The military is testing a hybrid version of its HMMWV, powered by a 1.9 liter diesel and two 125 hp brushless DC motors—one for each axle. Using one-half the fuel normally needed, it gets around 15 mpg, can travel at 70 mph and climb a grade of 60% while fully loaded at 10 mph. It can operate in a battery-only “stealth mode,” or can serve as a 55 KW field generator.
Partial offering from other countries:
In Japan, Toyota’s Prius (supposedly achieving 80+ mpg) and Honda’s Insight are sold with somewhat different configurations and reconfigured software.
This summer Toyota will also sell the hybrid Estima van.
Nissan is offering the frugal compact 5 passenger Tino HEV minivan featuring a 1.7 liter gasoline engine, 17 KW motor, lithium-ion batteries and a continuously variable transmission (CVT). Hino is developing a hybrid bus for mountainous roads and extended highway travel. The HEV bus features a small supercharged diesel engine and a high degree of regenerative braking (used on downslopes) to save brake lining wear and provide almost complete battery recovery.
Hyundai is reportedly developing a 30 KW microturbine powered SUV called the Sante Fe.
In France, Renault has two new hybrid vans, the Modus and Operandi, which use only battery-electric power in the city, then switch to hybrid mode once outside city limits.
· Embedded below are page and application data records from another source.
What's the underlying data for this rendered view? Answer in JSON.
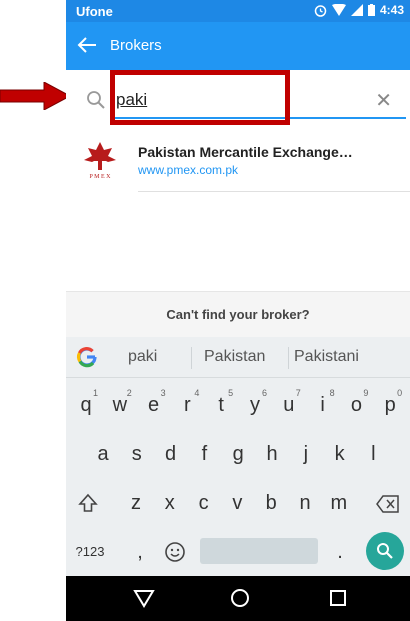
{
  "status": {
    "carrier": "Ufone",
    "time": "4:43"
  },
  "appbar": {
    "title": "Brokers"
  },
  "search": {
    "query": "paki"
  },
  "results": [
    {
      "name": "Pakistan Mercantile Exchange…",
      "url": "www.pmex.com.pk",
      "logo_text": "P M E X"
    }
  ],
  "cant_find": "Can't find your broker?",
  "keyboard": {
    "suggestions": [
      "paki",
      "Pakistan",
      "Pakistani"
    ],
    "row1": [
      [
        "q",
        "1"
      ],
      [
        "w",
        "2"
      ],
      [
        "e",
        "3"
      ],
      [
        "r",
        "4"
      ],
      [
        "t",
        "5"
      ],
      [
        "y",
        "6"
      ],
      [
        "u",
        "7"
      ],
      [
        "i",
        "8"
      ],
      [
        "o",
        "9"
      ],
      [
        "p",
        "0"
      ]
    ],
    "row2": [
      "a",
      "s",
      "d",
      "f",
      "g",
      "h",
      "j",
      "k",
      "l"
    ],
    "row3": [
      "z",
      "x",
      "c",
      "v",
      "b",
      "n",
      "m"
    ],
    "row4": {
      "symbols": "?123",
      "comma": ",",
      "period": "."
    }
  },
  "colors": {
    "status": "#1e88e5",
    "appbar": "#2196f3",
    "accent": "#26a69a",
    "annotation": "#c00000"
  }
}
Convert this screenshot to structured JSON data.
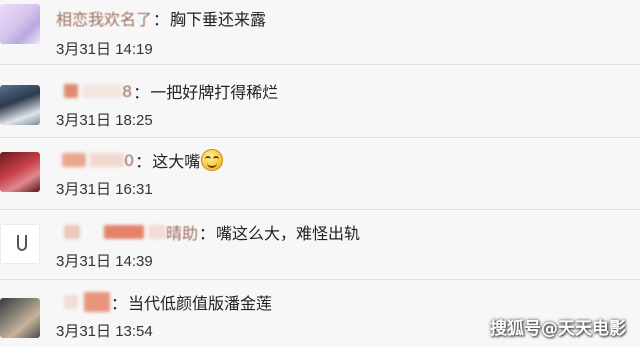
{
  "comments": [
    {
      "name_visible": "相恋我欢名了",
      "text": "胸下垂还来露",
      "time": "3月31日 14:19",
      "avatar": "avatar-cartoon-bunny"
    },
    {
      "name_visible": "8",
      "text": "一把好牌打得稀烂",
      "time": "3月31日 18:25",
      "avatar": "avatar-photo"
    },
    {
      "name_visible": "0",
      "text": "这大嘴",
      "time": "3月31日 16:31",
      "avatar": "avatar-red-photo",
      "emoji": "grin-emoji-icon"
    },
    {
      "name_visible": "晴助",
      "text": "嘴这么大，难怪出轨",
      "time": "3月31日 14:39",
      "avatar": "avatar-white"
    },
    {
      "name_visible": "",
      "text": "当代低颜值版潘金莲",
      "time": "3月31日 13:54",
      "avatar": "avatar-portrait"
    }
  ],
  "punct": {
    "colon": "："
  },
  "watermark": "搜狐号@天天电影"
}
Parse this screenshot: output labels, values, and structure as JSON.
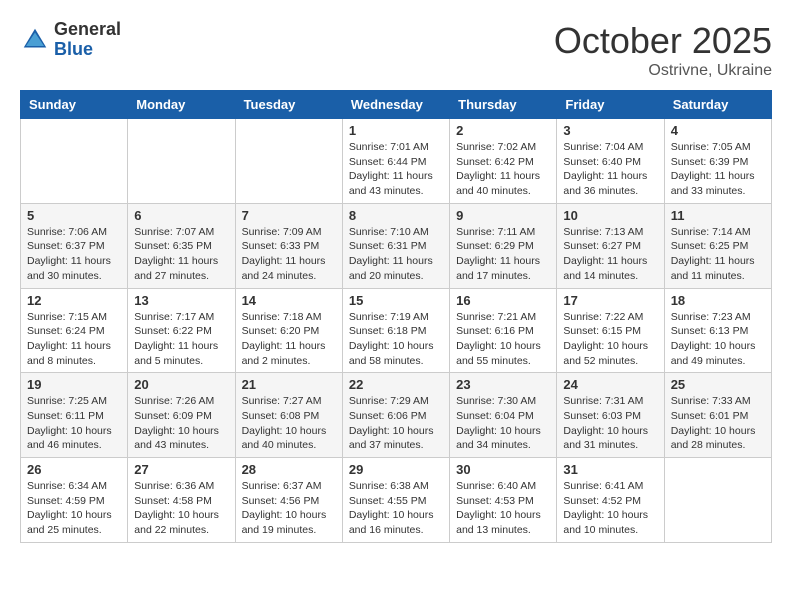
{
  "header": {
    "logo_general": "General",
    "logo_blue": "Blue",
    "month_title": "October 2025",
    "location": "Ostrivne, Ukraine"
  },
  "days_of_week": [
    "Sunday",
    "Monday",
    "Tuesday",
    "Wednesday",
    "Thursday",
    "Friday",
    "Saturday"
  ],
  "weeks": [
    [
      {
        "day": "",
        "info": ""
      },
      {
        "day": "",
        "info": ""
      },
      {
        "day": "",
        "info": ""
      },
      {
        "day": "1",
        "info": "Sunrise: 7:01 AM\nSunset: 6:44 PM\nDaylight: 11 hours\nand 43 minutes."
      },
      {
        "day": "2",
        "info": "Sunrise: 7:02 AM\nSunset: 6:42 PM\nDaylight: 11 hours\nand 40 minutes."
      },
      {
        "day": "3",
        "info": "Sunrise: 7:04 AM\nSunset: 6:40 PM\nDaylight: 11 hours\nand 36 minutes."
      },
      {
        "day": "4",
        "info": "Sunrise: 7:05 AM\nSunset: 6:39 PM\nDaylight: 11 hours\nand 33 minutes."
      }
    ],
    [
      {
        "day": "5",
        "info": "Sunrise: 7:06 AM\nSunset: 6:37 PM\nDaylight: 11 hours\nand 30 minutes."
      },
      {
        "day": "6",
        "info": "Sunrise: 7:07 AM\nSunset: 6:35 PM\nDaylight: 11 hours\nand 27 minutes."
      },
      {
        "day": "7",
        "info": "Sunrise: 7:09 AM\nSunset: 6:33 PM\nDaylight: 11 hours\nand 24 minutes."
      },
      {
        "day": "8",
        "info": "Sunrise: 7:10 AM\nSunset: 6:31 PM\nDaylight: 11 hours\nand 20 minutes."
      },
      {
        "day": "9",
        "info": "Sunrise: 7:11 AM\nSunset: 6:29 PM\nDaylight: 11 hours\nand 17 minutes."
      },
      {
        "day": "10",
        "info": "Sunrise: 7:13 AM\nSunset: 6:27 PM\nDaylight: 11 hours\nand 14 minutes."
      },
      {
        "day": "11",
        "info": "Sunrise: 7:14 AM\nSunset: 6:25 PM\nDaylight: 11 hours\nand 11 minutes."
      }
    ],
    [
      {
        "day": "12",
        "info": "Sunrise: 7:15 AM\nSunset: 6:24 PM\nDaylight: 11 hours\nand 8 minutes."
      },
      {
        "day": "13",
        "info": "Sunrise: 7:17 AM\nSunset: 6:22 PM\nDaylight: 11 hours\nand 5 minutes."
      },
      {
        "day": "14",
        "info": "Sunrise: 7:18 AM\nSunset: 6:20 PM\nDaylight: 11 hours\nand 2 minutes."
      },
      {
        "day": "15",
        "info": "Sunrise: 7:19 AM\nSunset: 6:18 PM\nDaylight: 10 hours\nand 58 minutes."
      },
      {
        "day": "16",
        "info": "Sunrise: 7:21 AM\nSunset: 6:16 PM\nDaylight: 10 hours\nand 55 minutes."
      },
      {
        "day": "17",
        "info": "Sunrise: 7:22 AM\nSunset: 6:15 PM\nDaylight: 10 hours\nand 52 minutes."
      },
      {
        "day": "18",
        "info": "Sunrise: 7:23 AM\nSunset: 6:13 PM\nDaylight: 10 hours\nand 49 minutes."
      }
    ],
    [
      {
        "day": "19",
        "info": "Sunrise: 7:25 AM\nSunset: 6:11 PM\nDaylight: 10 hours\nand 46 minutes."
      },
      {
        "day": "20",
        "info": "Sunrise: 7:26 AM\nSunset: 6:09 PM\nDaylight: 10 hours\nand 43 minutes."
      },
      {
        "day": "21",
        "info": "Sunrise: 7:27 AM\nSunset: 6:08 PM\nDaylight: 10 hours\nand 40 minutes."
      },
      {
        "day": "22",
        "info": "Sunrise: 7:29 AM\nSunset: 6:06 PM\nDaylight: 10 hours\nand 37 minutes."
      },
      {
        "day": "23",
        "info": "Sunrise: 7:30 AM\nSunset: 6:04 PM\nDaylight: 10 hours\nand 34 minutes."
      },
      {
        "day": "24",
        "info": "Sunrise: 7:31 AM\nSunset: 6:03 PM\nDaylight: 10 hours\nand 31 minutes."
      },
      {
        "day": "25",
        "info": "Sunrise: 7:33 AM\nSunset: 6:01 PM\nDaylight: 10 hours\nand 28 minutes."
      }
    ],
    [
      {
        "day": "26",
        "info": "Sunrise: 6:34 AM\nSunset: 4:59 PM\nDaylight: 10 hours\nand 25 minutes."
      },
      {
        "day": "27",
        "info": "Sunrise: 6:36 AM\nSunset: 4:58 PM\nDaylight: 10 hours\nand 22 minutes."
      },
      {
        "day": "28",
        "info": "Sunrise: 6:37 AM\nSunset: 4:56 PM\nDaylight: 10 hours\nand 19 minutes."
      },
      {
        "day": "29",
        "info": "Sunrise: 6:38 AM\nSunset: 4:55 PM\nDaylight: 10 hours\nand 16 minutes."
      },
      {
        "day": "30",
        "info": "Sunrise: 6:40 AM\nSunset: 4:53 PM\nDaylight: 10 hours\nand 13 minutes."
      },
      {
        "day": "31",
        "info": "Sunrise: 6:41 AM\nSunset: 4:52 PM\nDaylight: 10 hours\nand 10 minutes."
      },
      {
        "day": "",
        "info": ""
      }
    ]
  ]
}
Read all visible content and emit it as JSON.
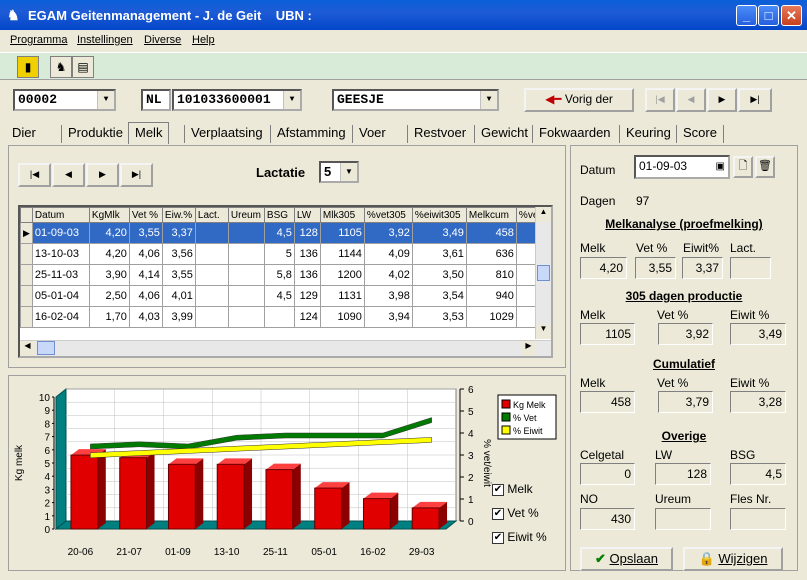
{
  "window": {
    "title": "EGAM Geitenmanagement - J. de Geit",
    "ubn_label": "UBN :"
  },
  "menu": [
    "Programma",
    "Instellingen",
    "Diverse",
    "Help"
  ],
  "selector": {
    "animal_no": "00002",
    "country": "NL",
    "life_no": "101033600001",
    "name": "GEESJE",
    "prev_label": "Vorig der"
  },
  "tabs": [
    "Dier",
    "Produktie",
    "Melk",
    "Verplaatsing",
    "Afstamming",
    "Voer",
    "Restvoer",
    "Gewicht",
    "Fokwaarden",
    "Keuring",
    "Score"
  ],
  "active_tab": "Melk",
  "lactatie": {
    "label": "Lactatie",
    "value": "5"
  },
  "grid": {
    "columns": [
      "Datum",
      "KgMlk",
      "Vet %",
      "Eiw.%",
      "Lact.",
      "Ureum",
      "BSG",
      "LW",
      "Mlk305",
      "%vet305",
      "%eiwit305",
      "Melkcum",
      "%ve"
    ],
    "rows": [
      [
        "01-09-03",
        "4,20",
        "3,55",
        "3,37",
        "",
        "",
        "4,5",
        "128",
        "1105",
        "3,92",
        "3,49",
        "458"
      ],
      [
        "13-10-03",
        "4,20",
        "4,06",
        "3,56",
        "",
        "",
        "5",
        "136",
        "1144",
        "4,09",
        "3,61",
        "636"
      ],
      [
        "25-11-03",
        "3,90",
        "4,14",
        "3,55",
        "",
        "",
        "5,8",
        "136",
        "1200",
        "4,02",
        "3,50",
        "810"
      ],
      [
        "05-01-04",
        "2,50",
        "4,06",
        "4,01",
        "",
        "",
        "4,5",
        "129",
        "1131",
        "3,98",
        "3,54",
        "940"
      ],
      [
        "16-02-04",
        "1,70",
        "4,03",
        "3,99",
        "",
        "",
        "",
        "124",
        "1090",
        "3,94",
        "3,53",
        "1029"
      ]
    ]
  },
  "chart_data": {
    "type": "bar",
    "categories": [
      "20-06",
      "21-07",
      "01-09",
      "13-10",
      "25-11",
      "05-01",
      "16-02",
      "29-03"
    ],
    "series": [
      {
        "name": "Kg Melk",
        "type": "bar",
        "axis": "left",
        "color": "#e00000",
        "values": [
          5.6,
          5.4,
          4.9,
          4.9,
          4.5,
          3.1,
          2.3,
          1.6
        ]
      },
      {
        "name": "% Vet",
        "type": "line",
        "axis": "right",
        "color": "#007a00",
        "values": [
          3.5,
          3.6,
          3.5,
          3.9,
          4.0,
          4.0,
          4.0,
          4.7
        ]
      },
      {
        "name": "% Eiwit",
        "type": "line",
        "axis": "right",
        "color": "#ffff00",
        "values": [
          3.1,
          3.2,
          3.3,
          3.4,
          3.5,
          3.6,
          3.7,
          3.8
        ]
      }
    ],
    "ylabel": "Kg melk",
    "y2label": "% vet/eiwit",
    "ylim": [
      0,
      10
    ],
    "y2lim": [
      0,
      6
    ],
    "yticks": [
      "0",
      "1",
      "2",
      "3",
      "4",
      "5",
      "6",
      "7",
      "8",
      "9",
      "10"
    ],
    "y2ticks": [
      "0",
      "1",
      "2",
      "3",
      "4",
      "5",
      "6"
    ],
    "legend": [
      "Kg Melk",
      "% Vet",
      "% Eiwit"
    ]
  },
  "checks": [
    {
      "label": "Melk",
      "checked": true
    },
    {
      "label": "Vet %",
      "checked": true
    },
    {
      "label": "Eiwit %",
      "checked": true
    }
  ],
  "right": {
    "datum_label": "Datum",
    "datum": "01-09-03",
    "dagen_label": "Dagen",
    "dagen": "97",
    "melkanalyse": {
      "title": "Melkanalyse (proefmelking)",
      "melk_l": "Melk",
      "melk": "4,20",
      "vet_l": "Vet %",
      "vet": "3,55",
      "eiwit_l": "Eiwit%",
      "eiwit": "3,37",
      "lact_l": "Lact.",
      "lact": ""
    },
    "p305": {
      "title": "305 dagen productie",
      "melk_l": "Melk",
      "melk": "1105",
      "vet_l": "Vet %",
      "vet": "3,92",
      "eiwit_l": "Eiwit %",
      "eiwit": "3,49"
    },
    "cum": {
      "title": "Cumulatief",
      "melk_l": "Melk",
      "melk": "458",
      "vet_l": "Vet %",
      "vet": "3,79",
      "eiwit_l": "Eiwit %",
      "eiwit": "3,28"
    },
    "overige": {
      "title": "Overige",
      "celgetal_l": "Celgetal",
      "celgetal": "0",
      "lw_l": "LW",
      "lw": "128",
      "bsg_l": "BSG",
      "bsg": "4,5",
      "no_l": "NO",
      "no": "430",
      "ureum_l": "Ureum",
      "ureum": "",
      "fles_l": "Fles Nr.",
      "fles": ""
    },
    "save_label": "Opslaan",
    "edit_label": "Wijzigen"
  }
}
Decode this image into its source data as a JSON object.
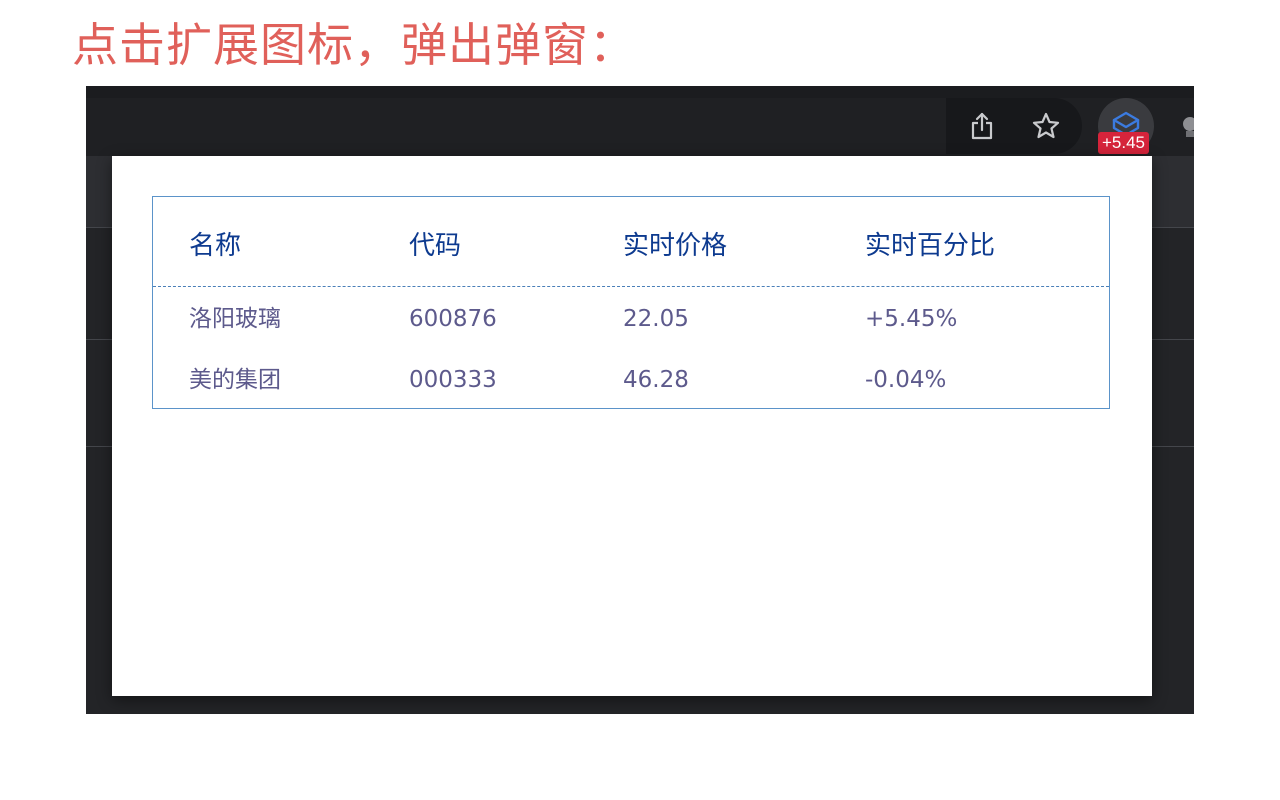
{
  "caption": "点击扩展图标，弹出弹窗：",
  "toolbar": {
    "share_icon": "share-icon",
    "bookmark_icon": "star-icon",
    "extension_icon": "extension-icon",
    "extension_badge": "+5.45",
    "next_extension_icon": "extension-icon-partial"
  },
  "table": {
    "headers": [
      "名称",
      "代码",
      "实时价格",
      "实时百分比"
    ],
    "rows": [
      [
        "洛阳玻璃",
        "600876",
        "22.05",
        "+5.45%"
      ],
      [
        "美的集团",
        "000333",
        "46.28",
        "-0.04%"
      ]
    ]
  },
  "colors": {
    "caption": "#e0605a",
    "header_text": "#0d3a8f",
    "cell_text": "#5d5a8c",
    "table_border": "#5b93c9",
    "badge_bg": "#d6243b"
  }
}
Renault’s Koleos is an allterrain hybrid 4WD, 2 liter turbocharged SUV with lithium ion batteries powering a 30 KW motor driving the rear wheels.
In Italy, Fiat’s Multipla hybrid sedan can be plugged in overnight, and can be run in three different modes—including battery-only for ZEV compliance.
In Germany, BMW, Opel, DaimlerChrysler, Mercedes Benz, et al. are involved in hybrid EV research—check the web for further details.
To further shave weight, improve economy, and lower emissions of hybrid (and other) vehicles, you’ll see “ultracapacitors” being used not only for traction power reserve, but also at accessory locations (power door/trunk locks and window lift motors) to store up to 10X electrical energy reserve until it is needed. Flywheel “batteries” are still under development but look promising. Increasingly, the use of bi-directional multiplexing (Prius) and fiber optics communications between components is being used to save power and weight, and vehicles will soon switch to badly needed 42 volt charging / 36 volt battery systems.
The higher voltage system allows for the ultimate elimination of engine drive belts, and the addition of components/features like electronically controlled variable valve timing(no camshaft), electric steering and AC. Drive-by-wire and brake-by-wire systems will become commonplace as will navigation, communication, and collision avoidance systems.
If you think these hybrid electric vehicles with their futuristic designs and systems are way down the road, think again.
Some are already here, with more just around the corner. Technologies only dreamed of a few years ago are becoming reality.
Stick around—it’s an exciting time to be an automotive technician!
Want more Info on Hybrids?… Online Resources
Hybrid-electric vehicle (HEV) R&D is going on in many countries. To find out where and by which OEs, do an on-line data search using key words like “hybrid electric vehicle.” Listed below are some websites to get you started.
Hybrid Electric Vehicle Information
Vehicle-Specific HEV Sites
OE technician training — American Honda; Toyota Motor Sales USA
|U.S. Hydro-Electric Trucks and Buses On The Road (or soon to be)*
|Advanced Vehicle Systems||AVS-22 shuttle bus; CNG, LNG AVS-30,35, and 40 (microturbine), transit bus diesel|
|APS||22 to 40 foot transit bus|
|DUETS project||urban transit bus (3 types) NG|
|ISE Research-Thundervolt||TB-30H bus and NG & propane 801H truck (microturbine)|
|New Flyer||transit bus diesel|
|Novabus||urban transit bus diesel|
|Orion||urban transit bus diesel|
|TransTeq||45 foot (specialty) CNG transit bus|
|Van Hool N.V.||A308H (low floor) CNG shuttle bus|
|* This list is for information only and is not to be considered all-offered inclusive.|
Source: Rob Rodriguez (ASE)